What you should do:
What is needed is an exact copy of every entry, without the pictures.
# # # # # # #
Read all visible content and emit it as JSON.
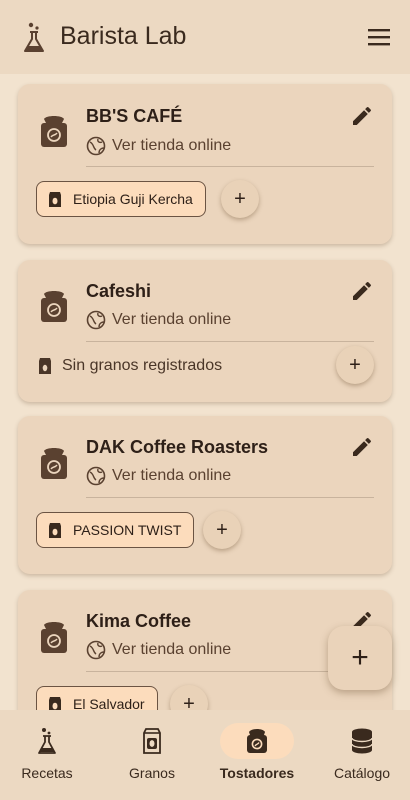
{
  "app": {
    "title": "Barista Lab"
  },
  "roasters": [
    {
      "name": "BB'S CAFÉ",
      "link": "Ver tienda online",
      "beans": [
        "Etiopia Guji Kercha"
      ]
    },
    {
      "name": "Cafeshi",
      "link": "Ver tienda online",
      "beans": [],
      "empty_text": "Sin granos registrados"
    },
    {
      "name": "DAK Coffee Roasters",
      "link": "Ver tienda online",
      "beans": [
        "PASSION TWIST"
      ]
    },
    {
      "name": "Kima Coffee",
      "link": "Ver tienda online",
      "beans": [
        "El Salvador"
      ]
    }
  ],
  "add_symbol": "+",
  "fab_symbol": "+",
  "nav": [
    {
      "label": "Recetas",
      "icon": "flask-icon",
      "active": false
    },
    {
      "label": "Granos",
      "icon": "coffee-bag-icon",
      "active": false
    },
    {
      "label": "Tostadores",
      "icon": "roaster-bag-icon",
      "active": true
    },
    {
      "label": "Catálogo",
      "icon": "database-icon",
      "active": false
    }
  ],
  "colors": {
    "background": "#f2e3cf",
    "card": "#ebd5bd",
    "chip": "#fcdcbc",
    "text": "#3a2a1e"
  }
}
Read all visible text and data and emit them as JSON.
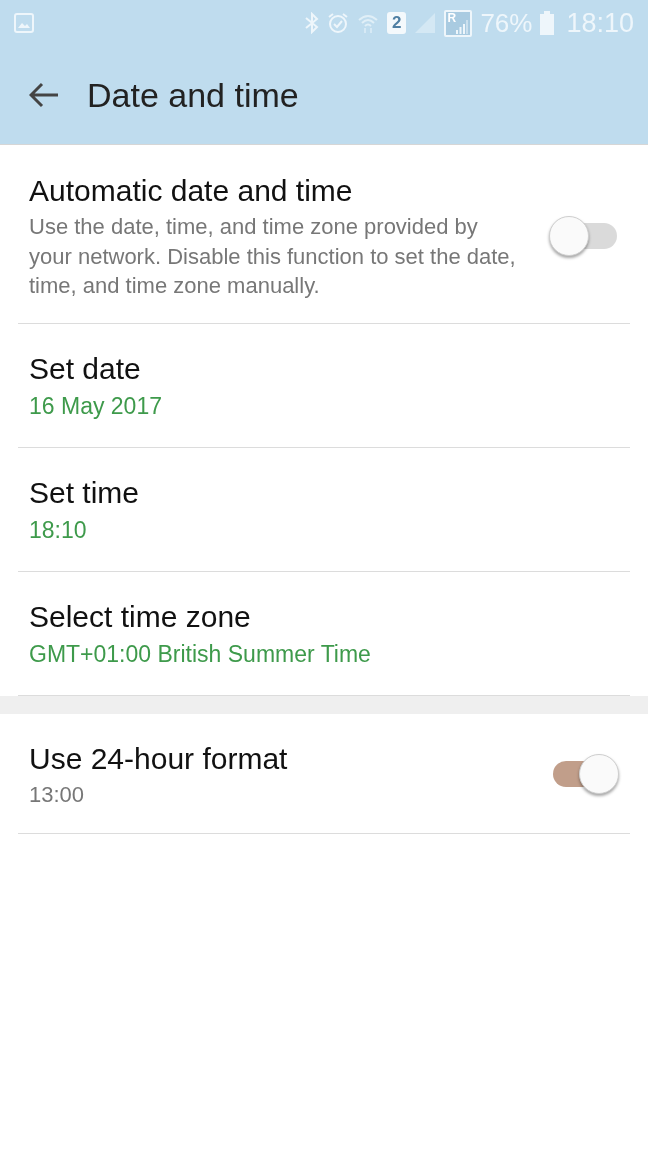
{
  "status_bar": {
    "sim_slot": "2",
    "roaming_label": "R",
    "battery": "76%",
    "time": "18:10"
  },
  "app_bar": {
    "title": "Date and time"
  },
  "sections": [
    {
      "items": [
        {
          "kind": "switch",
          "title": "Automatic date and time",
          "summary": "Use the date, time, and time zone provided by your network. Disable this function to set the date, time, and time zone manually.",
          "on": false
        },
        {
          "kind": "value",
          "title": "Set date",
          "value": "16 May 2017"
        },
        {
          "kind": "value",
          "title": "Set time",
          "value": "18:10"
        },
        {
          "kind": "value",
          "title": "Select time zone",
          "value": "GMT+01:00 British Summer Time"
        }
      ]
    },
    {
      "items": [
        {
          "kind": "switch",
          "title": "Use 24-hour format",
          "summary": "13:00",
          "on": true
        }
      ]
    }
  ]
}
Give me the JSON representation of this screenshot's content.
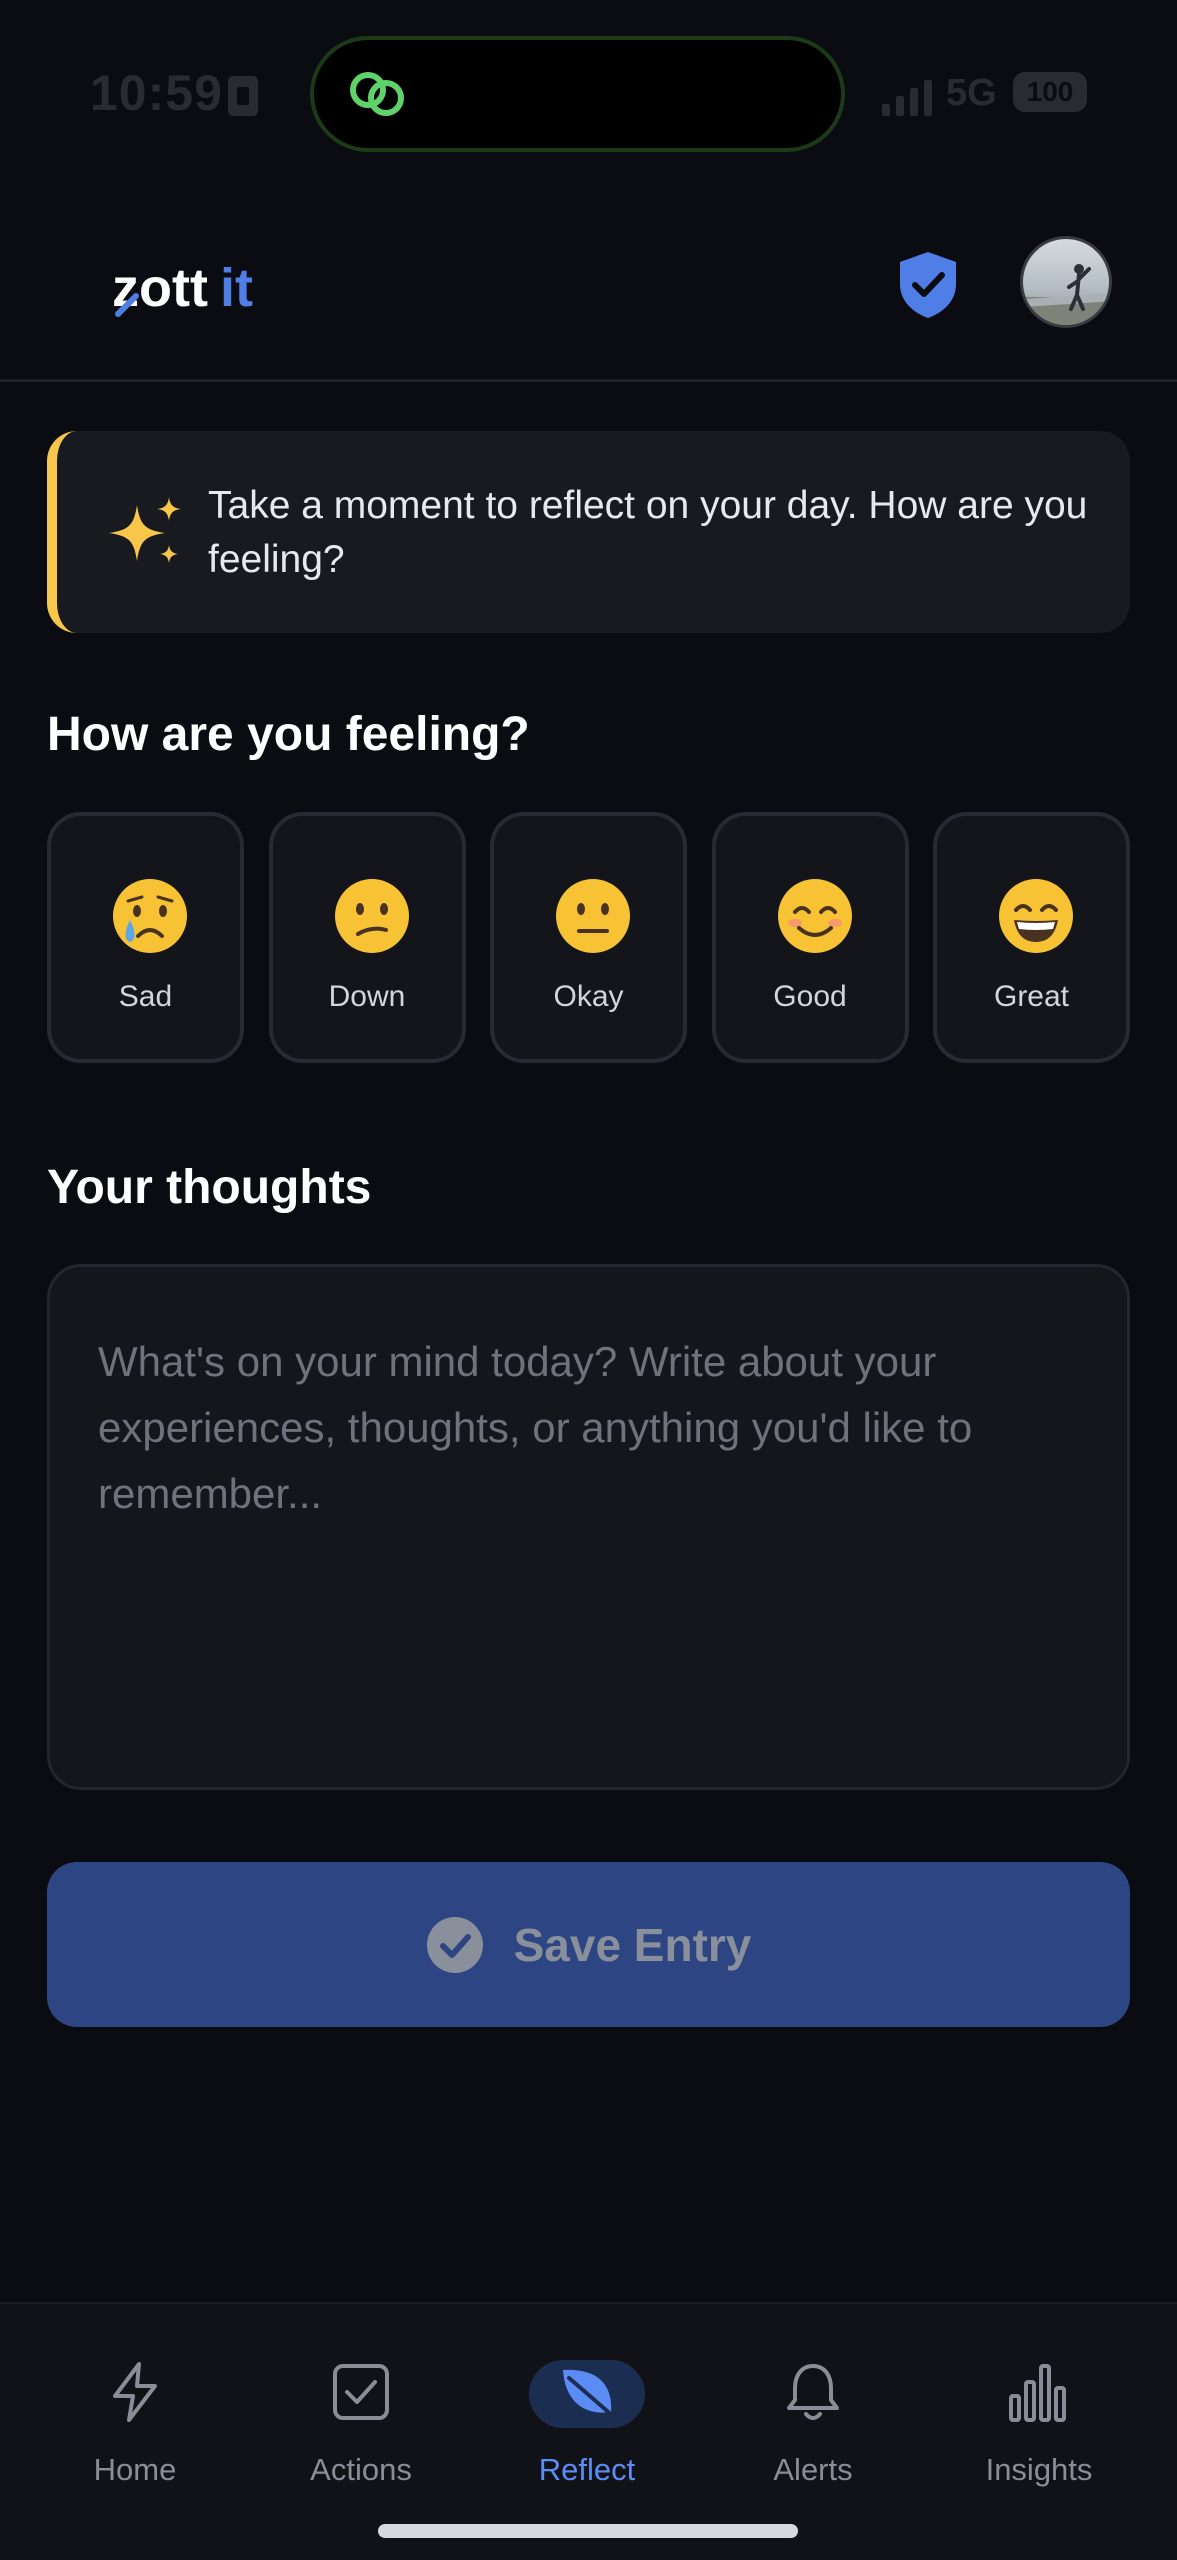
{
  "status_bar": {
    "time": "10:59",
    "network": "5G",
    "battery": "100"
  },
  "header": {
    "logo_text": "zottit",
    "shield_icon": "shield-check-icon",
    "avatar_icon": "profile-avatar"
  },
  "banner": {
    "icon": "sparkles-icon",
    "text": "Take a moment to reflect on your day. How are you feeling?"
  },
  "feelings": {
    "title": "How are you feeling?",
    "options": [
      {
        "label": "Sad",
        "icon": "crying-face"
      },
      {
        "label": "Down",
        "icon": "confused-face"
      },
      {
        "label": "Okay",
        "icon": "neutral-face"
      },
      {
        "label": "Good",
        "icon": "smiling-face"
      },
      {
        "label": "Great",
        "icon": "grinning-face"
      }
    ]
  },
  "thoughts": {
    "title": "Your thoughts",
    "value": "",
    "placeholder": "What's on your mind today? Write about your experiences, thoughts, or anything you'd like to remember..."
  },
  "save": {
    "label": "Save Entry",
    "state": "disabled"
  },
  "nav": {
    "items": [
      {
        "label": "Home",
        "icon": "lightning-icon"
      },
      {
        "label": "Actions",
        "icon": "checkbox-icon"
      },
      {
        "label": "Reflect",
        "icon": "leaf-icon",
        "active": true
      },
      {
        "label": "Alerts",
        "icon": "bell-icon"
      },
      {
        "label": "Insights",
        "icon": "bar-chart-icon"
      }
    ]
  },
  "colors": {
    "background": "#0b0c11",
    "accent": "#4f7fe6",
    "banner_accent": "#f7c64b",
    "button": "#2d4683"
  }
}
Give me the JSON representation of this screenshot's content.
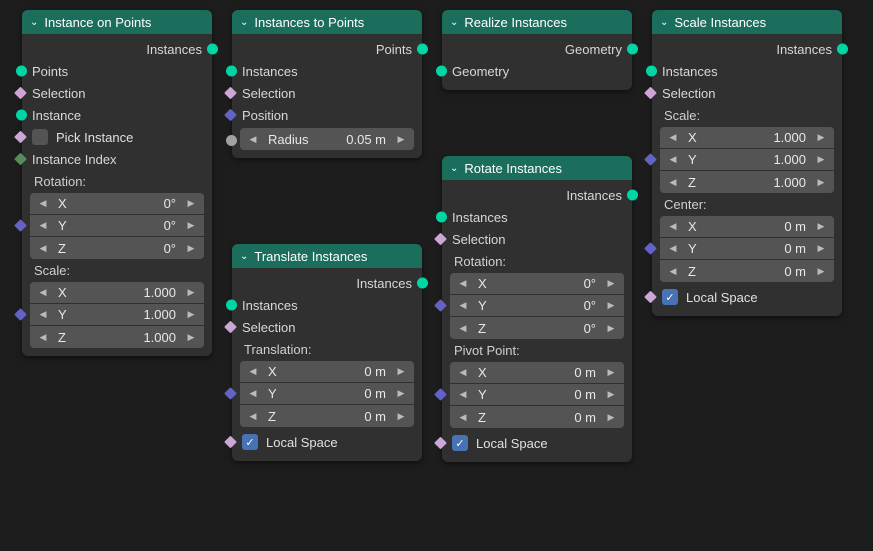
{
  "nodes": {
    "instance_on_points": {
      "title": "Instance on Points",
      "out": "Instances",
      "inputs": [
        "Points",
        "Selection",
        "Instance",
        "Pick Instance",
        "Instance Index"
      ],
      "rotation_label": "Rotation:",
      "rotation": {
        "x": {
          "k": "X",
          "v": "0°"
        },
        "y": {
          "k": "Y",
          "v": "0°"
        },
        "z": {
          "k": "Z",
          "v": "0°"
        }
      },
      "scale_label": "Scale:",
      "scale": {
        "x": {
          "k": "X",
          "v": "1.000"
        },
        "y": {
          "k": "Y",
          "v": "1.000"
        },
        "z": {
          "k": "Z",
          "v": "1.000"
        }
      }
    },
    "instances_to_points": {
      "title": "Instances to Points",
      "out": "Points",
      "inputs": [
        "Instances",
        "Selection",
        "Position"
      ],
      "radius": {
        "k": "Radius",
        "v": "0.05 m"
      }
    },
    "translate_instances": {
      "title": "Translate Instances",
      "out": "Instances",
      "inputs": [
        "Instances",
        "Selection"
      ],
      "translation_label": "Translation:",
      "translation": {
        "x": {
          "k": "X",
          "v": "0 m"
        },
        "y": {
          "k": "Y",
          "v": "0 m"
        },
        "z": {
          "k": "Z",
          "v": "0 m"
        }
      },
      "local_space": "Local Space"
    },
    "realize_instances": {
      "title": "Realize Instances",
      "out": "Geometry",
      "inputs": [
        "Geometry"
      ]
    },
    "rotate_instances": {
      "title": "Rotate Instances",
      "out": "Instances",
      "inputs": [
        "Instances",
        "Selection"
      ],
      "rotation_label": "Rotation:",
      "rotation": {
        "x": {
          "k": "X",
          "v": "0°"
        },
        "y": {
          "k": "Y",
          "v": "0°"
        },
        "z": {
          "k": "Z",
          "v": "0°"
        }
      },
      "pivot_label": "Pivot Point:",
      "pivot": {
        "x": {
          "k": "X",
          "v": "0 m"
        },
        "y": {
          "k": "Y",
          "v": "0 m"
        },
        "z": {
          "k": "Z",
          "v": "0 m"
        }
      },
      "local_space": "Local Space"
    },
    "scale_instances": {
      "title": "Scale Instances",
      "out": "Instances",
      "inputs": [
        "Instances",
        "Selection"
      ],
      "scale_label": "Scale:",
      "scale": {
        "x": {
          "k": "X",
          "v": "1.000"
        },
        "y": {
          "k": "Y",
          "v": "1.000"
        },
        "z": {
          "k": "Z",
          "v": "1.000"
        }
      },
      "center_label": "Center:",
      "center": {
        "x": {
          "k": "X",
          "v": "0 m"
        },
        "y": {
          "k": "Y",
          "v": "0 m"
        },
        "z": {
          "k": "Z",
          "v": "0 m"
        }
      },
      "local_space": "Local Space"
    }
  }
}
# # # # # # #
Response box:
Read all visible content and emit it as JSON.
{
  "app": {
    "title": "Barista Lab"
  },
  "roasters": [
    {
      "name": "BB'S CAFÉ",
      "link": "Ver tienda online",
      "beans": [
        "Etiopia Guji Kercha"
      ]
    },
    {
      "name": "Cafeshi",
      "link": "Ver tienda online",
      "beans": [],
      "empty_text": "Sin granos registrados"
    },
    {
      "name": "DAK Coffee Roasters",
      "link": "Ver tienda online",
      "beans": [
        "PASSION TWIST"
      ]
    },
    {
      "name": "Kima Coffee",
      "link": "Ver tienda online",
      "beans": [
        "El Salvador"
      ]
    }
  ],
  "add_symbol": "+",
  "fab_symbol": "+",
  "nav": [
    {
      "label": "Recetas",
      "icon": "flask-icon",
      "active": false
    },
    {
      "label": "Granos",
      "icon": "coffee-bag-icon",
      "active": false
    },
    {
      "label": "Tostadores",
      "icon": "roaster-bag-icon",
      "active": true
    },
    {
      "label": "Catálogo",
      "icon": "database-icon",
      "active": false
    }
  ],
  "colors": {
    "background": "#f2e3cf",
    "card": "#ebd5bd",
    "chip": "#fcdcbc",
    "text": "#3a2a1e"
  }
}
Read all visible text and data and emit them as JSON.
{
  "status_bar": {
    "sim_slot": "2",
    "roaming_label": "R",
    "battery": "76%",
    "time": "18:10"
  },
  "app_bar": {
    "title": "Date and time"
  },
  "sections": [
    {
      "items": [
        {
          "kind": "switch",
          "title": "Automatic date and time",
          "summary": "Use the date, time, and time zone provided by your network. Disable this function to set the date, time, and time zone manually.",
          "on": false
        },
        {
          "kind": "value",
          "title": "Set date",
          "value": "16 May 2017"
        },
        {
          "kind": "value",
          "title": "Set time",
          "value": "18:10"
        },
        {
          "kind": "value",
          "title": "Select time zone",
          "value": "GMT+01:00 British Summer Time"
        }
      ]
    },
    {
      "items": [
        {
          "kind": "switch",
          "title": "Use 24-hour format",
          "summary": "13:00",
          "on": true
        }
      ]
    }
  ]
}
Give me the JSON representation of this screenshot's content.
{
  "status_bar": {
    "time": "10:59",
    "network": "5G",
    "battery": "100"
  },
  "header": {
    "logo_text": "zottit",
    "shield_icon": "shield-check-icon",
    "avatar_icon": "profile-avatar"
  },
  "banner": {
    "icon": "sparkles-icon",
    "text": "Take a moment to reflect on your day. How are you feeling?"
  },
  "feelings": {
    "title": "How are you feeling?",
    "options": [
      {
        "label": "Sad",
        "icon": "crying-face"
      },
      {
        "label": "Down",
        "icon": "confused-face"
      },
      {
        "label": "Okay",
        "icon": "neutral-face"
      },
      {
        "label": "Good",
        "icon": "smiling-face"
      },
      {
        "label": "Great",
        "icon": "grinning-face"
      }
    ]
  },
  "thoughts": {
    "title": "Your thoughts",
    "value": "",
    "placeholder": "What's on your mind today? Write about your experiences, thoughts, or anything you'd like to remember..."
  },
  "save": {
    "label": "Save Entry",
    "state": "disabled"
  },
  "nav": {
    "items": [
      {
        "label": "Home",
        "icon": "lightning-icon"
      },
      {
        "label": "Actions",
        "icon": "checkbox-icon"
      },
      {
        "label": "Reflect",
        "icon": "leaf-icon",
        "active": true
      },
      {
        "label": "Alerts",
        "icon": "bell-icon"
      },
      {
        "label": "Insights",
        "icon": "bar-chart-icon"
      }
    ]
  },
  "colors": {
    "background": "#0b0c11",
    "accent": "#4f7fe6",
    "banner_accent": "#f7c64b",
    "button": "#2d4683"
  }
}
Give me the JSON representation of this screenshot's content.
{
  "nodes": {
    "instance_on_points": {
      "title": "Instance on Points",
      "out": "Instances",
      "inputs": [
        "Points",
        "Selection",
        "Instance",
        "Pick Instance",
        "Instance Index"
      ],
      "rotation_label": "Rotation:",
      "rotation": {
        "x": {
          "k": "X",
          "v": "0°"
        },
        "y": {
          "k": "Y",
          "v": "0°"
        },
        "z": {
          "k": "Z",
          "v": "0°"
        }
      },
      "scale_label": "Scale:",
      "scale": {
        "x": {
          "k": "X",
          "v": "1.000"
        },
        "y": {
          "k": "Y",
          "v": "1.000"
        },
        "z": {
          "k": "Z",
          "v": "1.000"
        }
      }
    },
    "instances_to_points": {
      "title": "Instances to Points",
      "out": "Points",
      "inputs": [
        "Instances",
        "Selection",
        "Position"
      ],
      "radius": {
        "k": "Radius",
        "v": "0.05 m"
      }
    },
    "translate_instances": {
      "title": "Translate Instances",
      "out": "Instances",
      "inputs": [
        "Instances",
        "Selection"
      ],
      "translation_label": "Translation:",
      "translation": {
        "x": {
          "k": "X",
          "v": "0 m"
        },
        "y": {
          "k": "Y",
          "v": "0 m"
        },
        "z": {
          "k": "Z",
          "v": "0 m"
        }
      },
      "local_space": "Local Space"
    },
    "realize_instances": {
      "title": "Realize Instances",
      "out": "Geometry",
      "inputs": [
        "Geometry"
      ]
    },
    "rotate_instances": {
      "title": "Rotate Instances",
      "out": "Instances",
      "inputs": [
        "Instances",
        "Selection"
      ],
      "rotation_label": "Rotation:",
      "rotation": {
        "x": {
          "k": "X",
          "v": "0°"
        },
        "y": {
          "k": "Y",
          "v": "0°"
        },
        "z": {
          "k": "Z",
          "v": "0°"
        }
      },
      "pivot_label": "Pivot Point:",
      "pivot": {
        "x": {
          "k": "X",
          "v": "0 m"
        },
        "y": {
          "k": "Y",
          "v": "0 m"
        },
        "z": {
          "k": "Z",
          "v": "0 m"
        }
      },
      "local_space": "Local Space"
    },
    "scale_instances": {
      "title": "Scale Instances",
      "out": "Instances",
      "inputs": [
        "Instances",
        "Selection"
      ],
      "scale_label": "Scale:",
      "scale": {
        "x": {
          "k": "X",
          "v": "1.000"
        },
        "y": {
          "k": "Y",
          "v": "1.000"
        },
        "z": {
          "k": "Z",
          "v": "1.000"
        }
      },
      "center_label": "Center:",
      "center": {
        "x": {
          "k": "X",
          "v": "0 m"
        },
        "y": {
          "k": "Y",
          "v": "0 m"
        },
        "z": {
          "k": "Z",
          "v": "0 m"
        }
      },
      "local_space": "Local Space"
    }
  }
}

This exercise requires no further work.